The initiative created an uproar after news that large restaurant chains snapped up funding meant to be a lifeline for mom-and-pop businesses and their workers.
Amid the controversy, Congress is working on another big infusion of funds for the Small Business Administration's Paycheck Protection Program (PPP), after the agency burned through the initial $349 billion in less than 14 days.
But the program, which was ramped up with unprecedented speed amid skyrocketing US unemployment, provided loans for several larger chains.
They included Ruth's Chris Steak House and Potbelly sandwich shops, as well as Shake Shack, a publicly traded company that has grown quickly into a worldwide chain of 275 restaurants with $575 million in sales last year.
The controversy has attracted President Donald Trump's attention.
Asked Monday whether it was fair for such big firms to be using funding reserved for small businesses, Trump told reporters that the government would look at the issue and "some people will have to return if we think it's inappropriate."
Trump, a billionaire owner of properties including hotels that were forced to close during the pandemic, insisted his companies did not benefit from the relief funding.
"I didn't get any, that's for sure," he said.
Critics say big firms have much easier access to capital than the smaller companies the program was meant to target.
"Many businesses with thousands of employees have found loopholes to qualify for these loans meant for small businesses," said Republican Senator Rick Scott of Florida.
"Unfortunately, when it comes to the PPP, millions of dollars are being wasted."
SBA data shows that about nine percent of the PPP funds were for loans worth more than $5 million, while about 32 percent went to loans of $350,000 or less.
The controversy comes as power brokers in Washington are again mobilizing to enable the PPP to resume lending. Trump said Monday that the White House and congressional Democrats could reach an agreement soon.
US Treasury Secretary Steven Mnuchin said Sunday the administration was proposing an additional $300 billion for the program.
- Small business? -
Businesses with fewer than 500 employees can apply for the PPP, which covers eight weeks of payroll or rent and converts to grants if companies maintain their employees or rehire laid-off workers by June 30, and use three-quarters of the funding on wages.
But Shake Shack, which has nearly 8,000 US workers, was able to qualify for the loan because individual restaurants only have about 45 employees, the company's leaders said in a statement.
The company, whose menu touts antibiotic-free meat and fresher ingredients, applied "to protect as many of our employees' jobs as possible," Shake Shack Chief Executive Randy Garutti and Chairman Danny Meyer said in the message, adding they were facing losses of $1.5 million a week.

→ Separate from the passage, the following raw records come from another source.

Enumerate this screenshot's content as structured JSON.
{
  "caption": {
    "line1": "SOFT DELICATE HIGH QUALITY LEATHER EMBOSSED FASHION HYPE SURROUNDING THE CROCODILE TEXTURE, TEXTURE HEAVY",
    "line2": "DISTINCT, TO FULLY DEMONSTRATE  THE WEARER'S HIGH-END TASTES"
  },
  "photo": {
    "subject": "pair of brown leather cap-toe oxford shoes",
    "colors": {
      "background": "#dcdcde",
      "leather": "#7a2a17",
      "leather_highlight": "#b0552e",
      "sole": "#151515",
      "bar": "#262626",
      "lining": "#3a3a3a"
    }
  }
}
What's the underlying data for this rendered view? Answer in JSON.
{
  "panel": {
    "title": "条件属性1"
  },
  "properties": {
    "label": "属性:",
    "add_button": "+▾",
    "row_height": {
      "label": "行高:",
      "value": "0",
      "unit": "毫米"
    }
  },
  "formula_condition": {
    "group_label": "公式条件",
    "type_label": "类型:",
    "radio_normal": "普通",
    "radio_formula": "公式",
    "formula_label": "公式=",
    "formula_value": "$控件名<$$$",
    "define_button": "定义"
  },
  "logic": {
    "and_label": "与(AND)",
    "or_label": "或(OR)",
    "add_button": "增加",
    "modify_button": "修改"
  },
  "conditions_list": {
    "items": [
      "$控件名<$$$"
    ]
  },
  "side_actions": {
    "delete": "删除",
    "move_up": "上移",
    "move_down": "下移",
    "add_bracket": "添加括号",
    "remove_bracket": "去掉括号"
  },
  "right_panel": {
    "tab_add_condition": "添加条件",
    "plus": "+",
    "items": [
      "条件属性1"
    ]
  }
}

Garutti and Meyer said they did not realize until last week that the PPP funds would run out and opted to return the $10 million after they obtained financing from private sources.
The company entered into an agreement with JPMorgan, Bank of America and Wells Fargo to sell common stock worth up to $75 million, Shake Shack said in a securities filing Friday.
"We've decided to immediately return the entire $10 million PPP loan we received last week to the SBA so that those restaurants who need it most can get it now," they said, as they called for more funding for the program.
Potbelly also received a $10 million loan, and Ruth's Chris reportedly received $20 million.
- Shut out -
Andrew Rigie, executive director of New York City Hospitality Alliance, said restaurants of all sizes have been harmed by the coronavirus shutdowns, but smaller businesses ought to get first priority over "those that could be able to survive without government support."
Rigie, whose group represents restaurants and nightlife venues, has heard from dozens of restaurants that "were wrongly shut out" of the PPP, in some cases because they had no relationship with banks that made the loans.
Rigie also called for the government to extend the period for the hiring requirements until at least the end of 2020.
"We need to immediately put in more funding and also make changes so that it works better for the restaurant industry," he told AFP.
JPMorgan Chase, the nation's largest bank, said it is continuing to work on applications during the funding lapse.
The bank said more than 60 percent of its PPP funds have gone to businesses with fewer than 25 employees and 80 percent of the loans have gone to businesses with less than $5 million in revenue.